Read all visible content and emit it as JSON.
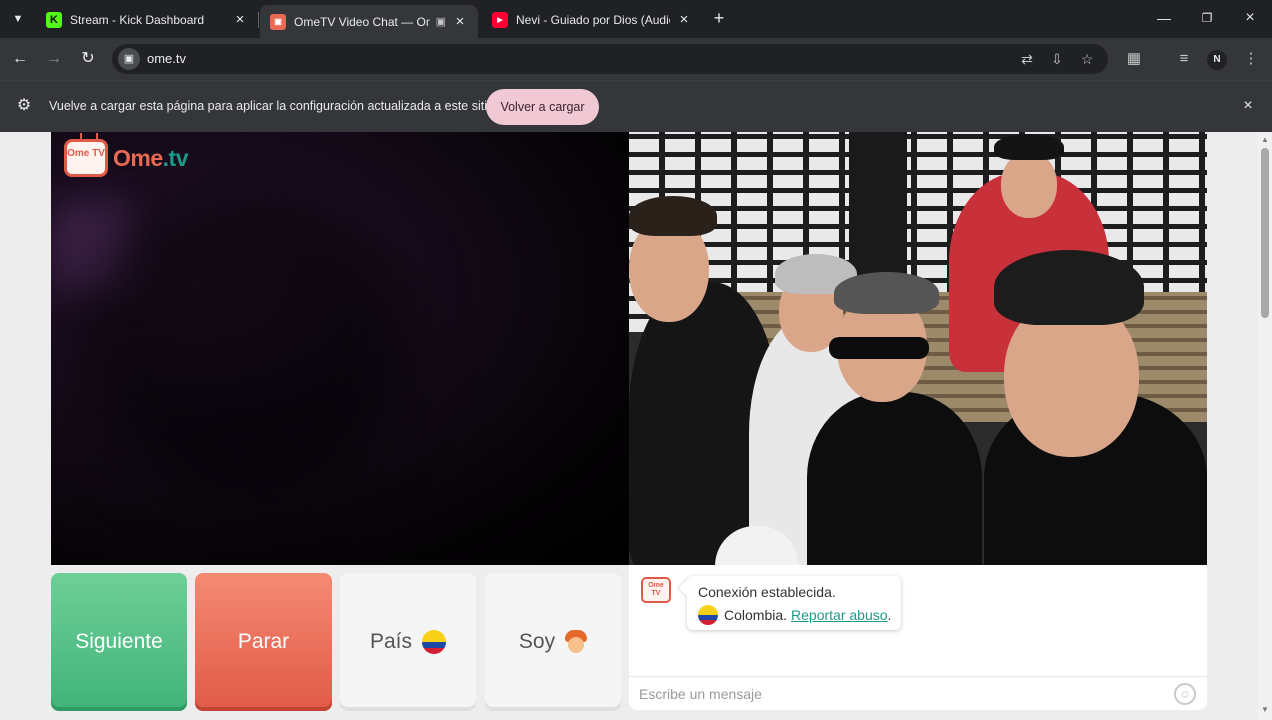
{
  "browser": {
    "tabs": [
      {
        "title": "Stream - Kick Dashboard",
        "favicon": "kick-icon",
        "active": false
      },
      {
        "title": "OmeTV Video Chat — Ome",
        "favicon": "ometv-icon",
        "active": true
      },
      {
        "title": "Nevi - Guiado por Dios (Audio",
        "favicon": "youtube-icon",
        "active": false
      }
    ],
    "url": "ome.tv",
    "profile_initial": "N",
    "icons": {
      "tab_search": "chevron-down-icon",
      "close": "close-icon",
      "new_tab": "plus-icon",
      "back": "back-arrow-icon",
      "forward": "forward-arrow-icon",
      "reload": "reload-icon",
      "translate": "translate-icon",
      "install": "install-app-icon",
      "bookmark": "star-icon",
      "extensions": "puzzle-icon",
      "media": "media-controls-icon",
      "menu": "kebab-menu-icon"
    }
  },
  "infobar": {
    "message": "Vuelve a cargar esta página para aplicar la configuración actualizada a este sitio",
    "button_label": "Volver a cargar"
  },
  "page": {
    "logo": {
      "badge": "Ome TV",
      "word_ome": "Ome",
      "word_tv": ".tv"
    },
    "buttons": {
      "next": "Siguiente",
      "stop": "Parar",
      "country": "País",
      "gender": "Soy"
    },
    "chat": {
      "logo": "Ome TV",
      "status": "Conexión establecida.",
      "country": "Colombia.",
      "report_link": "Reportar abuso",
      "report_suffix": ".",
      "input_placeholder": "Escribe un mensaje"
    },
    "colors": {
      "next": "#3fb37a",
      "stop": "#e05a48",
      "brand_red": "#e86a55",
      "brand_teal": "#1a9b8a",
      "infobar_button": "#f0c9d5"
    }
  }
}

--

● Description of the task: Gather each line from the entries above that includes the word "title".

● Answer box:
        "title": "Stream - Kick Dashboard",
        "title": "OmeTV Video Chat — Ome",
        "title": "Nevi - Guiado por Dios (Audio",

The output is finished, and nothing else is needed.